Except a few who gathered about the fort at Wilkesbarre, the whole people abandoned the settlement. Every house and barn, not spared by caprice, was burnt. The Valley presented one wide scene of conflagration and ruin.
Col. Z. Butler, as soon as possible, wrote a hasty letter to General Washington, stating briefly the fate of the day, and soliciting succour, that if possible, a portion of the harvest might be preserved.
Joining Capt. Spalding, early in August, he returned to Wyoming. A new stockade was erected in Wilkesbarre, and put in the best posture of defence. So sustained, a number of persons, whose families had fled, returned in the hope to save a portion of the wasting harvest, which had escaped destruction.
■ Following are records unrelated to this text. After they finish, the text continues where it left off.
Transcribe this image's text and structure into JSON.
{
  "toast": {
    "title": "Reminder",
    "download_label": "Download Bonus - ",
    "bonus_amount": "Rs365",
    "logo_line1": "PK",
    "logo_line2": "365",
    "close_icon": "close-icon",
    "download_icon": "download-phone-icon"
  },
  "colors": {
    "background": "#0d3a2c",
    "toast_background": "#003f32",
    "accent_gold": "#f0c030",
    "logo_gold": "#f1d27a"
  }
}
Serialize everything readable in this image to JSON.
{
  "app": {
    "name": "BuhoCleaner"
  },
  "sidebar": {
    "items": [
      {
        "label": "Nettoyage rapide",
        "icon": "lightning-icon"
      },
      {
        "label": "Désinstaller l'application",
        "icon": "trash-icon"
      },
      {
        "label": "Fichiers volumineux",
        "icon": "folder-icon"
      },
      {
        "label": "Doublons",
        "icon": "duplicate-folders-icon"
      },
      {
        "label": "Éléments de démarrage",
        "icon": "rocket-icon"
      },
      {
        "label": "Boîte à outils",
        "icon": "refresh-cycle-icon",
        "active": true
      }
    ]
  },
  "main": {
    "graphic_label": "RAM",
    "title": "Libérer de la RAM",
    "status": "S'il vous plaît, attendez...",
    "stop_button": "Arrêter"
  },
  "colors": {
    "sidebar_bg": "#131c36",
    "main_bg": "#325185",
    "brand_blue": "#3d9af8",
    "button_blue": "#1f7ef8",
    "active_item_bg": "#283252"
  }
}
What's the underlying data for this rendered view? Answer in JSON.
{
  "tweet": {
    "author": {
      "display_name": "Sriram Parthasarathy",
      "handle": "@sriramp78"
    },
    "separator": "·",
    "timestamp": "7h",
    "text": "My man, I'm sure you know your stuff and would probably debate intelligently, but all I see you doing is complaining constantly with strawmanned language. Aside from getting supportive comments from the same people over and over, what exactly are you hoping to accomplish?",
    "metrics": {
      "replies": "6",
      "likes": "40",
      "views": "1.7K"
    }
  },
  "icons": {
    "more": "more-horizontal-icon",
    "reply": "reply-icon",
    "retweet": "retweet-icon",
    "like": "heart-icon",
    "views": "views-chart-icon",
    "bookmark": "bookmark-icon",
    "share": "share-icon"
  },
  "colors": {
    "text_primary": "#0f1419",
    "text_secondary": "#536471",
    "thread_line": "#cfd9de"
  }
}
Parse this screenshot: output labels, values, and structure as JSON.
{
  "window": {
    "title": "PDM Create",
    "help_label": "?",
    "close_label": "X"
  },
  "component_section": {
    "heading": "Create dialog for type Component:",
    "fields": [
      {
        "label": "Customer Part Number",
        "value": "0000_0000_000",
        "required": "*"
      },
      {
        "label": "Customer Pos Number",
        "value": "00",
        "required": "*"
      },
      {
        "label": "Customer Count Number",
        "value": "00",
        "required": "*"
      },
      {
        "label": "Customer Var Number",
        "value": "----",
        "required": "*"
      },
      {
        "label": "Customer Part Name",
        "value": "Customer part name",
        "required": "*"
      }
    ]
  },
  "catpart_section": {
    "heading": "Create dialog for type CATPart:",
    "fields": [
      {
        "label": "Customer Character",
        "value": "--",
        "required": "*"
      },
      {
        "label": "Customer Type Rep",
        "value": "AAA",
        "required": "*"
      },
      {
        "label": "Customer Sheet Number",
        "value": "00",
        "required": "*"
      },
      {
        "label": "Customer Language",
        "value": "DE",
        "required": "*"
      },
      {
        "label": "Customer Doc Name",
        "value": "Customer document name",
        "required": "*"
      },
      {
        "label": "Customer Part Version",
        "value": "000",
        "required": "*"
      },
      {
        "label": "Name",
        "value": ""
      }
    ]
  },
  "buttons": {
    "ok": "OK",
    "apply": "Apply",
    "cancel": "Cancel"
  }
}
John Abbott, who had been in the battle, and Isaac Williams, a young man, in attempting
Through malice or misapprehension, blame was attempted to be cast on Col. Denison and the people, for taking up arıns again. Surely they were released from every ol·ligation of peace or neutrality, by the flagrant and wanton violation of all the provisions of the capitulation.
† Capt. Spalding was at Shupes', half way between the Pocono and Blue mountains, near fifty miles from Wyoming, on the day of the battle. Marching early on the 4th, he advanced thirteen miles to where the gate is now kept. Here he met Mr. Hollenback and Mr. Hageman, the first fugitives, and learned the fate of the day. Pushing forward, he came to the Bear Swamp, within twelve miles of Wilkesbarre, which he was anxious to reach. Resting his company, who had marehed thirty miles through intolerable roads, he sent two men for ward to reconnoiter. From the mountain, they saw the flaines rising in all directions, confirming the slatements of the retreating inbabitants, that the Valley was entirely in possession of the enemy. Victory, with a single company, being hopeless, Capt. Spalding returnej, rendering all the aid in his power, to the distressed. Taking up a position at Stroudsburg, he waited the orders of Col. Butler.